APPEARANCE AND FINISH
Both looks and finish are complete perfection on the Air Arms FTP 900 air rifle.
We’re out of superlatives to fully describe the quality of the machining, polishing and finishing for the metal parts of the gun. The same applies for the laminated wood stock. This is clearly craftsmanship of the highest quality!
BUYING AND OWNING
As a specialist item, the Air Arms FTP 900 air rifle is available from a limited number of dealers. It’s imported into the USA by Air Venturi and available through Pyramyd Air and Airgun Depot, for example.
The FTP 900 provides enough regulated shots to complete most Field Target matches on just one fill of air. It’s filled to the recommended 2,900 PSI (20 Bar) using a dedicated probe which requires an adapter to connect to the ubiquitous female 1/8-Inch NPT quick disconnect (or Foster fitting) that’s found on most HPA tanks. No-one is likely to spend this much on an air rifle and then fill it from a hand pump!
Typical of the detail on the Air Arms FTP 900 air rifle, there’s a screw in/out cover for the fill port in the front of the gun’s air tube. When closed, this keeps junk out of the FTP 900’s innards when shooting. Just as important, it overcomes the issue of lost fill port covers that can happen with the pull off, push on type of cover.
But the HAM Team would prefer a standard quick disconnect fitting. That way, it’s not necessary to have different fill probes for every air rifle. Pete’s labeled his, to be sure.
The one feature of the Air Arms FTP 900 air rifle we really do not like is the pressure gauge location. It’s at the end of the pressure tube and is impossible to use without the feeling that you’re looking right down the gun’s barrel. There’s also no red area to indicate over-filling.
Of course, this is a gauge location that’s common to many PCP air rifles. However, it’s somewhat of a contradiction to have the gun’s User’s Guide correctly instruct the owner never to point the gun at anyone (for obvious safety reasons) and then require him/her to point the “business end” of the gun directly at his/her face at very close range in order to read the pressure gauge!
The User’s handbook for the Air Arms FTP 900 air rifle, by the way, is very comprehensive. It provides full information for all the stock and trigger adjustments, parts lists and diagrams. Also when, how and where to lubricate the gun. It’s in English only.
As you would expect, the Air Arms FTP 900 air rifle comes complete with a limited lifetime warranty. That’s provided in the USA by Air Venturi, which has specially-trained technicians and plenty of factory spare parts against the unlikely event of a problem.
There’s an accessory rail under the stock’s forend. Pete has added a tiny, simple Centra bipod here that allows the FTP 900 to stand perfectly, but which is small and light enough to keep in place while shooting.
BUY FROM PYRAMYD AIR
Air Arms FTP 900 Field Target PCP Air Rifle

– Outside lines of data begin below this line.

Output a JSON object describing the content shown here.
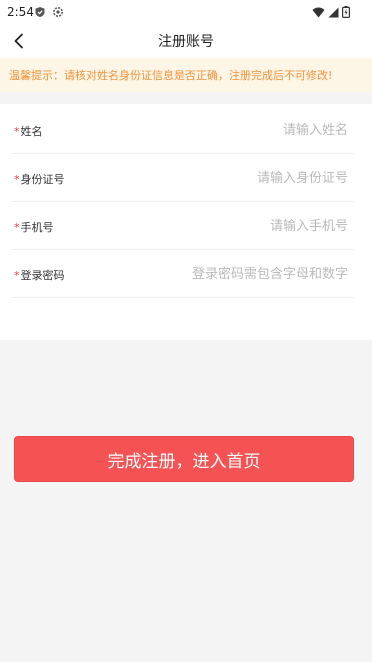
{
  "status_bar": {
    "time": "2:54",
    "icons_left": [
      "shield-icon",
      "settings-icon"
    ],
    "icons_right": [
      "wifi-icon",
      "signal-icon",
      "battery-icon"
    ]
  },
  "nav": {
    "back_icon": "chevron-left-icon",
    "title": "注册账号"
  },
  "notice": {
    "text": "温馨提示：请核对姓名身份证信息是否正确，注册完成后不可修改!"
  },
  "form": {
    "required_mark": "*",
    "fields": [
      {
        "label": "姓名",
        "placeholder": "请输入姓名",
        "value": ""
      },
      {
        "label": "身份证号",
        "placeholder": "请输入身份证号",
        "value": ""
      },
      {
        "label": "手机号",
        "placeholder": "请输入手机号",
        "value": ""
      },
      {
        "label": "登录密码",
        "placeholder": "登录密码需包含字母和数字",
        "value": ""
      }
    ]
  },
  "submit": {
    "label": "完成注册，进入首页"
  },
  "colors": {
    "accent": "#f55353",
    "notice_bg": "#fdf5e6",
    "notice_text": "#f2933a",
    "required": "#e54444",
    "page_bg": "#f4f4f4"
  }
}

BUY FROM AIRGUN DEPOT
This entire article including scoring, test targets etc is Copyright Hard Air Magazine and may NOT in part or in whole be reproduced in any electronic or printed medium without prior permission from the publisher.